Increased use of conferencing apps may affect their availability for reasons other than network capacity. For example, according to ThousandEyes, users around the globe were unable to connect to their Zoom meetings for approximately 20 minutes on Friday due to failed DNS resolution. Others too are monitoring data traffic looking for warning signs of slowdowns. “Traffic towards video conferencing, streaming services and news, e-commerce websites has surged. We've seen growth in traffic from residential broadband networks, and a slowing of traffic from businesses and universities," wrote Louis Poinsignon a network engineer with CloudFlare in a blog about Internet traffic patterns. He noted that on March 13 when the US announced a state of emergency, CloudFlare’s US data centers served 20% more traffic than usual. Poinsignon noted that Internet Exchange Points, where Internet service providers and content providers can exchange data directly (rather than via a third party) have also seen spikes in traffic. For example, Amsterdam (AMS-IX), London (LINX) and Frankfurt (DE-CIX), a 10-20% increase was seen around March 9.
With a large segment of the population confined to their homes having to consume bandwidth, the internet free-for-all we have enjoyed to date is all but done. Emergency legislation or an executive order needs to be enacted to limit video content streaming to 720p across all content services, such as from Netflix, Hulu, Apple TV, Disney+, YouTube, and other providers. Traffic prioritization and shaping need to be put in place for core business applications during prime hours, which includes video conferencing for business and personal use. This would effectively be the opposite of net neutrality, as an emergency measure. Internet video streaming traffic should be prioritized for essential news providers, and the government should provide incentives for them to broadcast their content (and for home-bound citizens to consume it) over-the-air (OTA) so that additional bandwidth can be freed up. Remember the antenna and devices with built-in tuners? It may be an appropriate time to shift some programming back to the airwaves, and even bring back the DVR, so that programming can be transferred to devices during off-hours when networks aren't saturated.
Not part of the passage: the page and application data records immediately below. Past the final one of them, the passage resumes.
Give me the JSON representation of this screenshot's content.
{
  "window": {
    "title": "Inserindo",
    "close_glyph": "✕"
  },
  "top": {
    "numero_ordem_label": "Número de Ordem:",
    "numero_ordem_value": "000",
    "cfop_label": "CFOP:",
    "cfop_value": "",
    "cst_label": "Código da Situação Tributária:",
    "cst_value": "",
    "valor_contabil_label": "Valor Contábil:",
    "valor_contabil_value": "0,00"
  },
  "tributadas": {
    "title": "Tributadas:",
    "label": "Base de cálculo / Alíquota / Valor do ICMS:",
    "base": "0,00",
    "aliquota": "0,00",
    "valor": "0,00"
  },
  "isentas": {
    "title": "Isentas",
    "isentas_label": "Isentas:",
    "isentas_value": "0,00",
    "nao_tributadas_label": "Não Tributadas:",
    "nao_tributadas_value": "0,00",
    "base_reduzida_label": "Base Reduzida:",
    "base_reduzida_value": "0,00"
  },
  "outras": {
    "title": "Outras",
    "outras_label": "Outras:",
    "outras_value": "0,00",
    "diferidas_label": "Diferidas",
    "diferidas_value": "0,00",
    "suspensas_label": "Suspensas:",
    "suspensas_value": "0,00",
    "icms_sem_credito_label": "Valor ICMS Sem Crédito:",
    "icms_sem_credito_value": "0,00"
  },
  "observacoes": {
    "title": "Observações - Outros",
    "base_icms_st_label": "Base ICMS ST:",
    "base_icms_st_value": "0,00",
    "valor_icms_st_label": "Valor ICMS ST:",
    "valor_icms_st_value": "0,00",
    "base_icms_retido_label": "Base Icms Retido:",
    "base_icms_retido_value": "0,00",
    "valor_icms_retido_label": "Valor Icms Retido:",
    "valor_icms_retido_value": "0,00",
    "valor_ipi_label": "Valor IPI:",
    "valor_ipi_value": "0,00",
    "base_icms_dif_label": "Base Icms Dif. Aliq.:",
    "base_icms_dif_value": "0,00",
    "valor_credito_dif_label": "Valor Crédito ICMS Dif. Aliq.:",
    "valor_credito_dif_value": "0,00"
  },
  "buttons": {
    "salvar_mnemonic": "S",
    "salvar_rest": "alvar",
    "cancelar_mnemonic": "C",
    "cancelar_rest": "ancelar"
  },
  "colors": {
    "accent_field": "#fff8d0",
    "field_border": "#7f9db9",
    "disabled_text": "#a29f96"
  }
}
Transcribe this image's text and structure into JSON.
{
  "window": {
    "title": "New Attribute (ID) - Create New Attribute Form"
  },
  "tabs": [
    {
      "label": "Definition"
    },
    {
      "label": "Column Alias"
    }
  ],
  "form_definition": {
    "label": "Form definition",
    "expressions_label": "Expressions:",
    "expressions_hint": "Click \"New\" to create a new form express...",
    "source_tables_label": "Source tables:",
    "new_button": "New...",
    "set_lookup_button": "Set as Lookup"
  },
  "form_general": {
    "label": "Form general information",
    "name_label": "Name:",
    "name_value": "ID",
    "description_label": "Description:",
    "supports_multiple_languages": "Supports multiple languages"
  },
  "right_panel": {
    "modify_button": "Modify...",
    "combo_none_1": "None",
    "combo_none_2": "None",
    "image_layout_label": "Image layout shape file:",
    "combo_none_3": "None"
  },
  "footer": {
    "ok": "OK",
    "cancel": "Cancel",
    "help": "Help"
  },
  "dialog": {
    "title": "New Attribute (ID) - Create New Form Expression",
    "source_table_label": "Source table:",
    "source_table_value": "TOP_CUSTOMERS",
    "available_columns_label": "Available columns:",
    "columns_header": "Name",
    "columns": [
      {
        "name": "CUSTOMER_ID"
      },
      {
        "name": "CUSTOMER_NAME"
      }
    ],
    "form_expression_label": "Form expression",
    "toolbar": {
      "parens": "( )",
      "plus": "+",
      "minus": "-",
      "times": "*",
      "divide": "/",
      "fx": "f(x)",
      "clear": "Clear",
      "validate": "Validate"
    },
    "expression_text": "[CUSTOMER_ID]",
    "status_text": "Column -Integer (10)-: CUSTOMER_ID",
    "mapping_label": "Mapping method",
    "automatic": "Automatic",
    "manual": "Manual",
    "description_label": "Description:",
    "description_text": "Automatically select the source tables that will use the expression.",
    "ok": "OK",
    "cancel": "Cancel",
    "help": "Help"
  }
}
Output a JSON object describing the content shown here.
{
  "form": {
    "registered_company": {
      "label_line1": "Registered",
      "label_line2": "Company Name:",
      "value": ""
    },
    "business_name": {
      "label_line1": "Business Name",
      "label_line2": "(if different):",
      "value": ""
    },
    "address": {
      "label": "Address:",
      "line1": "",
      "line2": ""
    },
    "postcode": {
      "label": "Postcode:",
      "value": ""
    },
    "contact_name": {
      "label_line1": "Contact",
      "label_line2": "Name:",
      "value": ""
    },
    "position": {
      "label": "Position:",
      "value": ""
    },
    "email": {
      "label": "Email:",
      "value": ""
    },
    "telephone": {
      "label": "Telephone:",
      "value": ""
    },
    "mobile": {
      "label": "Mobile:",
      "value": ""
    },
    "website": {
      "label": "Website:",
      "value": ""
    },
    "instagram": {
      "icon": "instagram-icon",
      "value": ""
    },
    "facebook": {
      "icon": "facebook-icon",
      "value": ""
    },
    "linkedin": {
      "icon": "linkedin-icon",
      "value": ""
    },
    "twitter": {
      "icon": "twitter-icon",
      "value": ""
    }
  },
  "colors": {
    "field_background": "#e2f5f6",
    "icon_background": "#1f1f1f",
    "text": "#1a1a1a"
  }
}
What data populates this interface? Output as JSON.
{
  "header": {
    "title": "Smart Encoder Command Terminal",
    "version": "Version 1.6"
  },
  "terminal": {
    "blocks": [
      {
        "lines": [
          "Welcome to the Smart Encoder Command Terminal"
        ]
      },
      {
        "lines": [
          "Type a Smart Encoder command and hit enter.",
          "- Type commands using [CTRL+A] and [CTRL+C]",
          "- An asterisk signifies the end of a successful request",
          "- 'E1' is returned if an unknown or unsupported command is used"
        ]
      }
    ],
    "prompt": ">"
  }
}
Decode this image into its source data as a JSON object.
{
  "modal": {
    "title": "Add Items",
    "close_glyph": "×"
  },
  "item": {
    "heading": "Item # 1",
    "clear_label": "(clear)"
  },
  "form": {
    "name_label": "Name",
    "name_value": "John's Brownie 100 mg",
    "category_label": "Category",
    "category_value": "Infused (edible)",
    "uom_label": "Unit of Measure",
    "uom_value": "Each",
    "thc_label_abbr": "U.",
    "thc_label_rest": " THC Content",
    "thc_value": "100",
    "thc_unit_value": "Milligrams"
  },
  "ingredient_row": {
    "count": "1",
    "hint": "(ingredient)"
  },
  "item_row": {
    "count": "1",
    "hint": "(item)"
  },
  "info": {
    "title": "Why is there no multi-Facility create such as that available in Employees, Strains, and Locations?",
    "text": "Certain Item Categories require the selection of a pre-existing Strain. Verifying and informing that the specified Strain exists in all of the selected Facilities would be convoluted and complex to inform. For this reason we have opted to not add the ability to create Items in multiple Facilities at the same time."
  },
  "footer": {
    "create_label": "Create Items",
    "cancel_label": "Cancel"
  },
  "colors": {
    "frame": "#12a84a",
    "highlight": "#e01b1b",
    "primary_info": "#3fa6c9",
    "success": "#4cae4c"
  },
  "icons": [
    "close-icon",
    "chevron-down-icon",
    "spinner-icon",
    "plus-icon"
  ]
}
Quote for the day:
"Individual commitment to a group effort - that is what makes a team work, a company work, a society work, a civilization work." -- Vince Lombardi